Now that the 2012 Summer Olympics have closed, the focus turns to the 2014 Winter Games – especially for Seun Adebiyi. The 29-year-old is training to compete in skeleton, a sport involving racing on a small sled down a frozen track, on behalf of his native country Nigeria. An impressive feat in its own right, Suen’s story includes a few hurdles that have altered his plans and given him additional goals.
Seun has had dreams of the Olympics since he was a child. As a part of the Nigerian Swim Team, he missed the 2004 Olympics by one-tenth of one second. A few years later, while a law student at Yale, Seun discovered the sport of skeleton and a new Olympic dream was born: to become Nigeria’s first competitor in the Winter Olympics. He started training for the 2010 Games.
In 2009, just after graduating from Yale Law School, Seun learned he had two rare and aggressive blood cancers: lymphoblastic lymphoma and stem cell leukemia. His doctors told him that he needed a stem cell transplant in order to survive, but unfortunately, a matching donor could not be found in the national registry. The most viable matches are generally found within a patient’s own ethnic group, so Seun’s Nigerian heritage and the shortage of African American’s in the national registry combined to work against him.
Putting his skeleton training on hold, Seun became an advocate for cancer patients of African descent, raising awareness of the need for more bone marrow donors. He worked with the South African registry to organize a donor drive in Nigeria. Shortly before he was to leave for Africa, Seun learned that a match for him using cord blood had been identified in the United States. Although Seun was no longer searching match, he put his own health at risk by proceeding with the trip in order to raise awareness and register potential donors for other patients in need.
Seun had to watch the 2010 Winter Olympics from his hospital bed, but the cord blood transplant was a success. His experience made him more determined to reach the 2014 Games and to take action to help other African and African American patients searching for bone marrow matches. He has organized the first Nigerian bone marrow registry (only the second registry in all of Africa) and he is working to establish a cord blood bank there as well. He also continues to race down a chute of ice at speeds around 80 mph as he pursues his Olympic skeleton dreams. As Seun put it, “I’ve already had cancer, what’s the worst that could happen?”
For more information about becoming a bone marrow donor, click here.
Learn more about Seun and his efforts:
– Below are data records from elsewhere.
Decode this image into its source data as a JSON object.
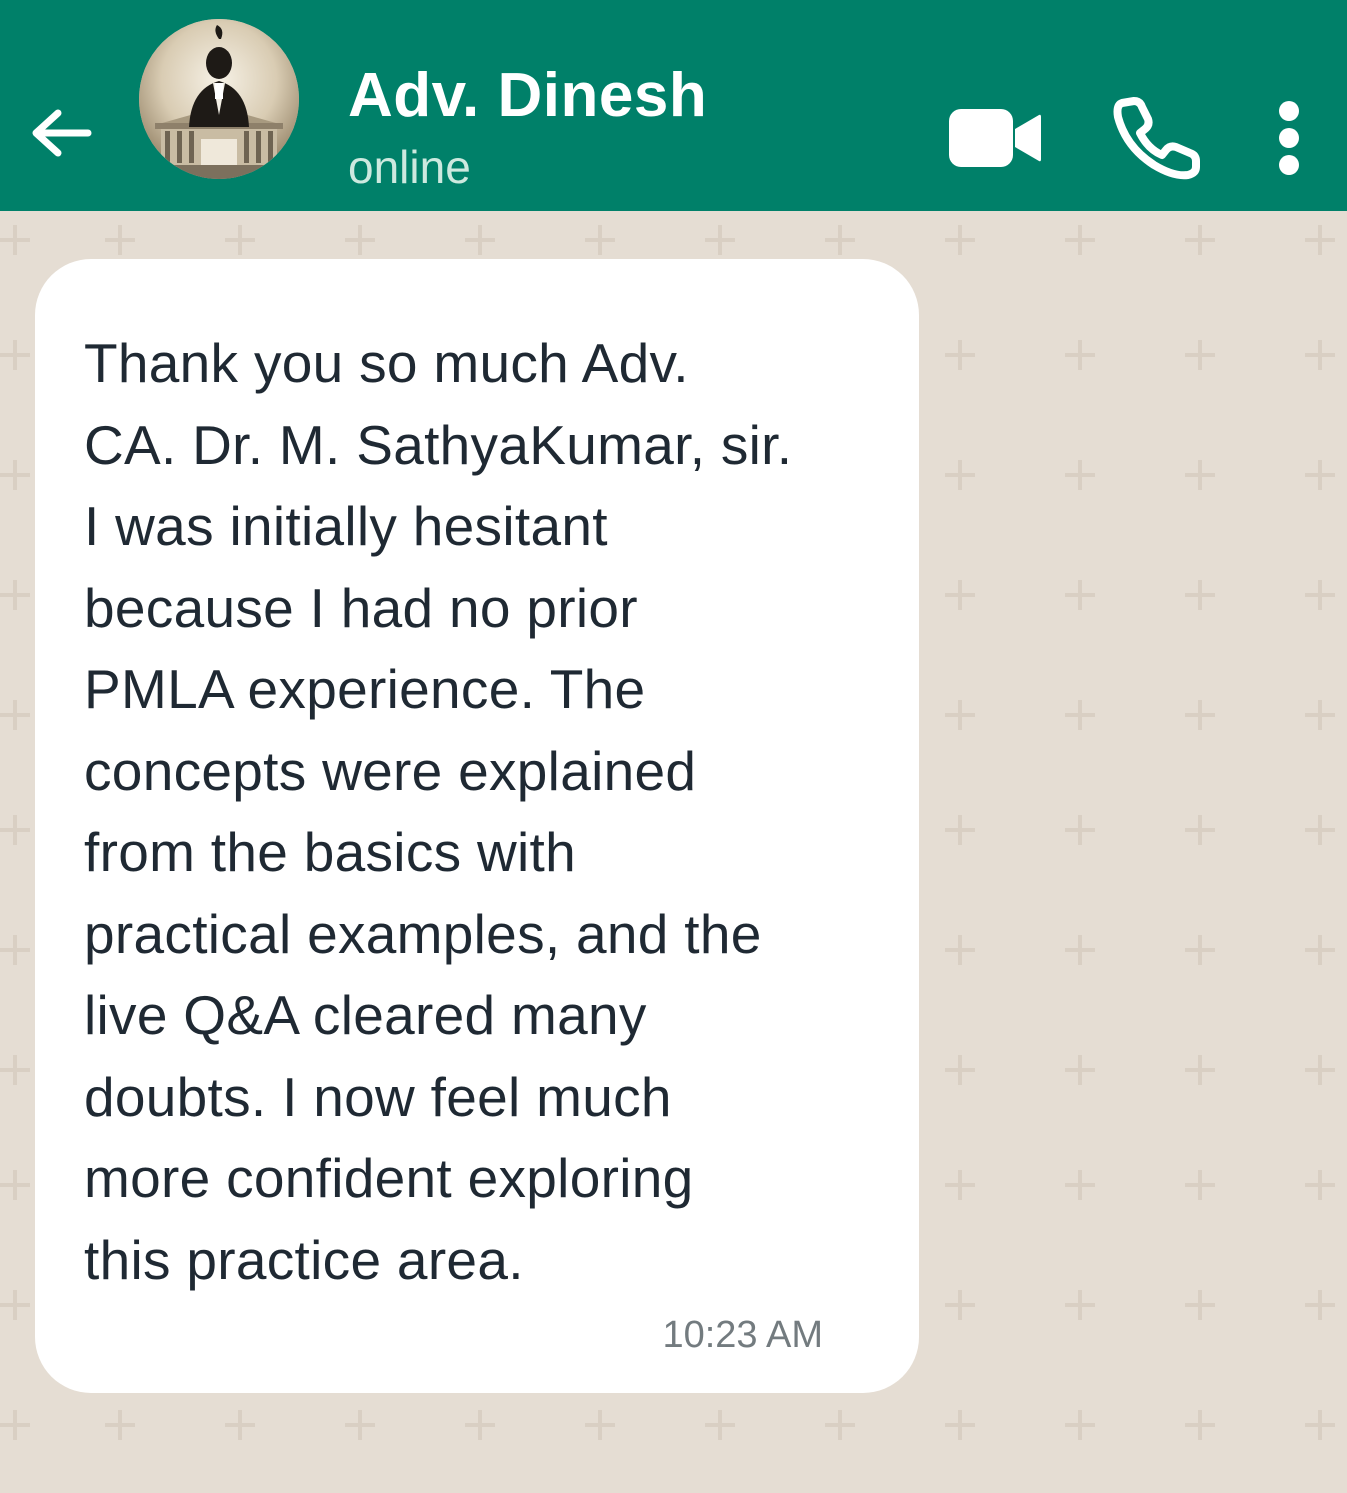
{
  "header": {
    "contact_name": "Adv. Dinesh",
    "status": "online",
    "background_color": "#008069",
    "icons": {
      "back": "arrow-left-icon",
      "avatar": "profile-photo",
      "video": "video-camera-icon",
      "call": "phone-icon",
      "menu": "more-vertical-icon"
    }
  },
  "chat": {
    "wallpaper_color": "#e5ddd3",
    "messages": [
      {
        "direction": "incoming",
        "text": "Thank you so much Adv.\nCA. Dr. M. SathyaKumar, sir.\nI was initially hesitant\nbecause I had no prior\nPMLA experience. The\nconcepts were explained\nfrom the basics with\npractical examples, and the\nlive Q&A cleared many\ndoubts. I now feel much\nmore confident exploring\nthis practice area.",
        "time": "10:23 AM"
      }
    ]
  }
}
- July 2012 interview on NPR – “Olympic Hopeful Works To Improve Bone Marrow Registries“
- May 2012 New York Times article – “Finding a Match, and a Mission: Helping Blacks Survive Cancer“
- November 2010 ESPN profile – “E:60 Skeleton Man” or watch it below.